Umeda, Sayuri. South Korea: Amendments to Take Effect Addressing Constitutionality of Family Relations Registration Act. 2024. Web Page. https://www.loc.gov/item/global-legal-monitor/2024-07-01/south-korea-amendments-to-take-effect-addressing-constitutionality-of-family-relations-registration-act/.

APA citation style:

Umeda, S. (2024) South Korea: Amendments to Take Effect Addressing Constitutionality of Family Relations Registration Act. [Web Page] Retrieved from the Library of Congress, https://www.loc.gov/item/global-legal-monitor/2024-07-01/south-korea-amendments-to-take-effect-addressing-constitutionality-of-family-relations-registration-act/.

MLA citation style:

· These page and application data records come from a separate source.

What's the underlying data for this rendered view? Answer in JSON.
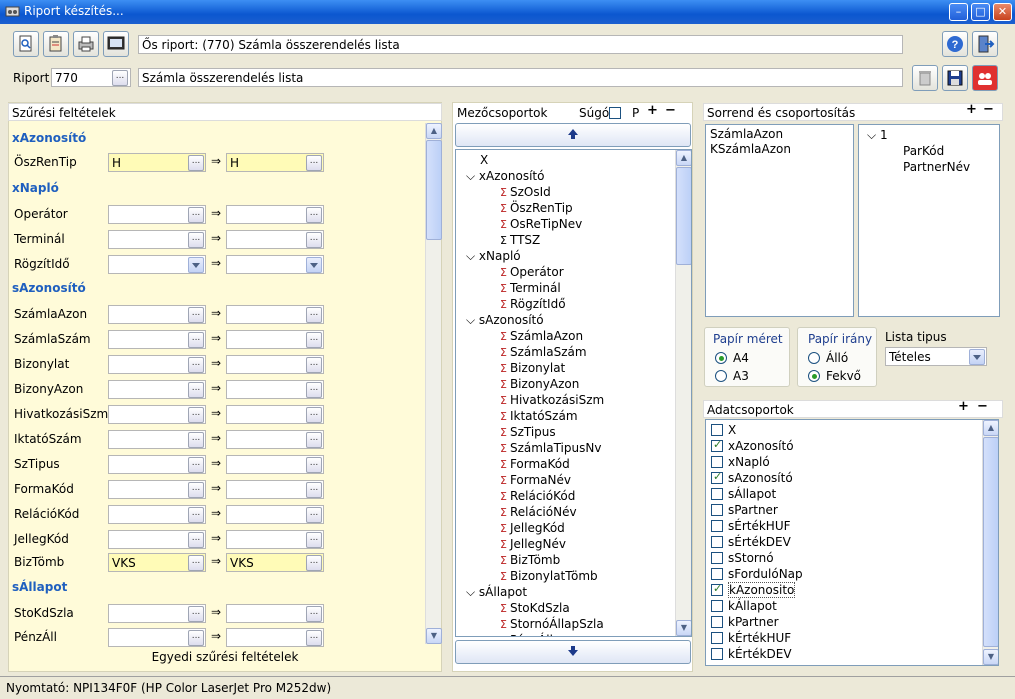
{
  "window": {
    "title": "Riport készítés..."
  },
  "toolbar": {
    "os_riport_text": "Ős riport: (770)  Számla összerendelés lista"
  },
  "riport": {
    "label": "Riport",
    "id": "770",
    "name": "Számla összerendelés lista"
  },
  "filters": {
    "header": "Szűrési feltételek",
    "footer": "Egyedi szűrési feltételek",
    "groups": [
      {
        "name": "xAzonosító"
      },
      {
        "name": "xNapló"
      },
      {
        "name": "sAzonosító"
      },
      {
        "name": "sÁllapot"
      }
    ],
    "rows": [
      {
        "label": "ÖszRenTip",
        "from": "H",
        "to": "H"
      },
      {
        "label": "Operátor",
        "from": "",
        "to": ""
      },
      {
        "label": "Terminál",
        "from": "",
        "to": ""
      },
      {
        "label": "RögzítIdő",
        "from": "",
        "to": ""
      },
      {
        "label": "SzámlaAzon",
        "from": "",
        "to": ""
      },
      {
        "label": "SzámlaSzám",
        "from": "",
        "to": ""
      },
      {
        "label": "Bizonylat",
        "from": "",
        "to": ""
      },
      {
        "label": "BizonyAzon",
        "from": "",
        "to": ""
      },
      {
        "label": "HivatkozásiSzm",
        "from": "",
        "to": ""
      },
      {
        "label": "IktatóSzám",
        "from": "",
        "to": ""
      },
      {
        "label": "SzTipus",
        "from": "",
        "to": ""
      },
      {
        "label": "FormaKód",
        "from": "",
        "to": ""
      },
      {
        "label": "RelációKód",
        "from": "",
        "to": ""
      },
      {
        "label": "JellegKód",
        "from": "",
        "to": ""
      },
      {
        "label": "BizTömb",
        "from": "VKS",
        "to": "VKS"
      },
      {
        "label": "StoKdSzla",
        "from": "",
        "to": ""
      },
      {
        "label": "PénzÁll",
        "from": "",
        "to": ""
      }
    ],
    "arrow": "⇒"
  },
  "fieldgroups": {
    "header": "Mezőcsoportok",
    "sugo": "Súgó",
    "p": "P",
    "nodes": [
      {
        "text": "X"
      },
      {
        "text": "xAzonosító"
      },
      {
        "text": "SzOsId"
      },
      {
        "text": "ÖszRenTip"
      },
      {
        "text": "OsReTipNev"
      },
      {
        "text": "TTSZ"
      },
      {
        "text": "xNapló"
      },
      {
        "text": "Operátor"
      },
      {
        "text": "Terminál"
      },
      {
        "text": "RögzítIdő"
      },
      {
        "text": "sAzonosító"
      },
      {
        "text": "SzámlaAzon"
      },
      {
        "text": "SzámlaSzám"
      },
      {
        "text": "Bizonylat"
      },
      {
        "text": "BizonyAzon"
      },
      {
        "text": "HivatkozásiSzm"
      },
      {
        "text": "IktatóSzám"
      },
      {
        "text": "SzTipus"
      },
      {
        "text": "SzámlaTipusNv"
      },
      {
        "text": "FormaKód"
      },
      {
        "text": "FormaNév"
      },
      {
        "text": "RelációKód"
      },
      {
        "text": "RelációNév"
      },
      {
        "text": "JellegKód"
      },
      {
        "text": "JellegNév"
      },
      {
        "text": "BizTömb"
      },
      {
        "text": "BizonylatTömb"
      },
      {
        "text": "sÁllapot"
      },
      {
        "text": "StoKdSzla"
      },
      {
        "text": "StornóÁllapSzla"
      },
      {
        "text": "PénzÁll"
      }
    ]
  },
  "sort": {
    "header": "Sorrend és csoportosítás",
    "left": [
      "SzámlaAzon",
      "KSzámlaAzon"
    ],
    "tree_root": "1",
    "tree_children": [
      "ParKód",
      "PartnerNév"
    ]
  },
  "paper": {
    "size_label": "Papír méret",
    "sizes": [
      "A4",
      "A3"
    ],
    "orient_label": "Papír irány",
    "orients": [
      "Álló",
      "Fekvő"
    ],
    "list_type_label": "Lista tipus",
    "list_type_value": "Tételes"
  },
  "datagroups": {
    "header": "Adatcsoportok",
    "items": [
      {
        "text": "X",
        "checked": false
      },
      {
        "text": "xAzonosító",
        "checked": true
      },
      {
        "text": "xNapló",
        "checked": false
      },
      {
        "text": "sAzonosító",
        "checked": true
      },
      {
        "text": "sÁllapot",
        "checked": false
      },
      {
        "text": "sPartner",
        "checked": false
      },
      {
        "text": "sÉrtékHUF",
        "checked": false
      },
      {
        "text": "sÉrtékDEV",
        "checked": false
      },
      {
        "text": "sStornó",
        "checked": false
      },
      {
        "text": "sFordulóNap",
        "checked": false
      },
      {
        "text": "kAzonosito",
        "checked": true
      },
      {
        "text": "kÁllapot",
        "checked": false
      },
      {
        "text": "kPartner",
        "checked": false
      },
      {
        "text": "kÉrtékHUF",
        "checked": false
      },
      {
        "text": "kÉrtékDEV",
        "checked": false
      }
    ]
  },
  "status": {
    "printer": "Nyomtató: NPI134F0F (HP Color LaserJet Pro M252dw)"
  }
}
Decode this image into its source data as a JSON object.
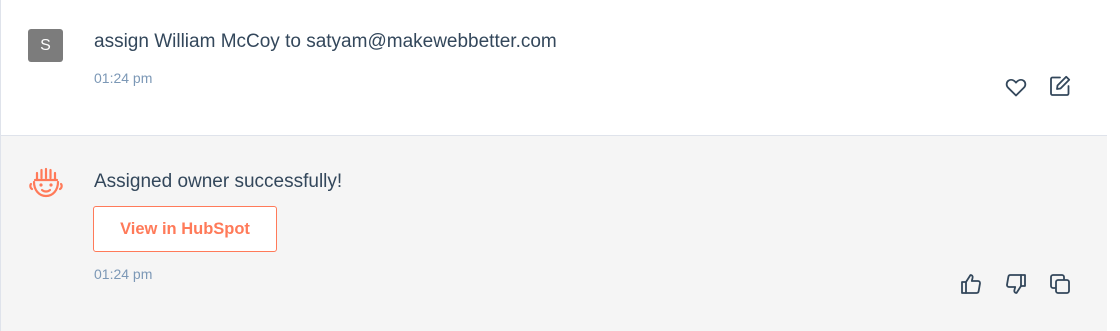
{
  "user_message": {
    "avatar_letter": "S",
    "text": "assign William McCoy to satyam@makewebbetter.com",
    "time": "01:24 pm",
    "actions": [
      {
        "icon": "heart-icon"
      },
      {
        "icon": "edit-icon"
      }
    ]
  },
  "bot_message": {
    "logo_icon": "hubspot-sprocket-face-icon",
    "text": "Assigned owner successfully!",
    "button_label": "View in HubSpot",
    "time": "01:24 pm",
    "actions": [
      {
        "icon": "thumbs-up-icon"
      },
      {
        "icon": "thumbs-down-icon"
      },
      {
        "icon": "copy-icon"
      }
    ]
  },
  "colors": {
    "accent": "#ff7a59",
    "text": "#33475b",
    "muted": "#7c98b6",
    "avatar_bg": "#7c7c7c",
    "bot_bg": "#f5f5f5"
  }
}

Umeda, Sayuri. South Korea: Amendments to Take Effect Addressing Constitutionality of Family Relations Registration Act. 2024. Web Page. Retrieved from the Library of Congress, <www.loc.gov/item/global-legal-monitor/2024-07-01/south-korea-amendments-to-take-effect-addressing-constitutionality-of-family-relations-registration-act/>.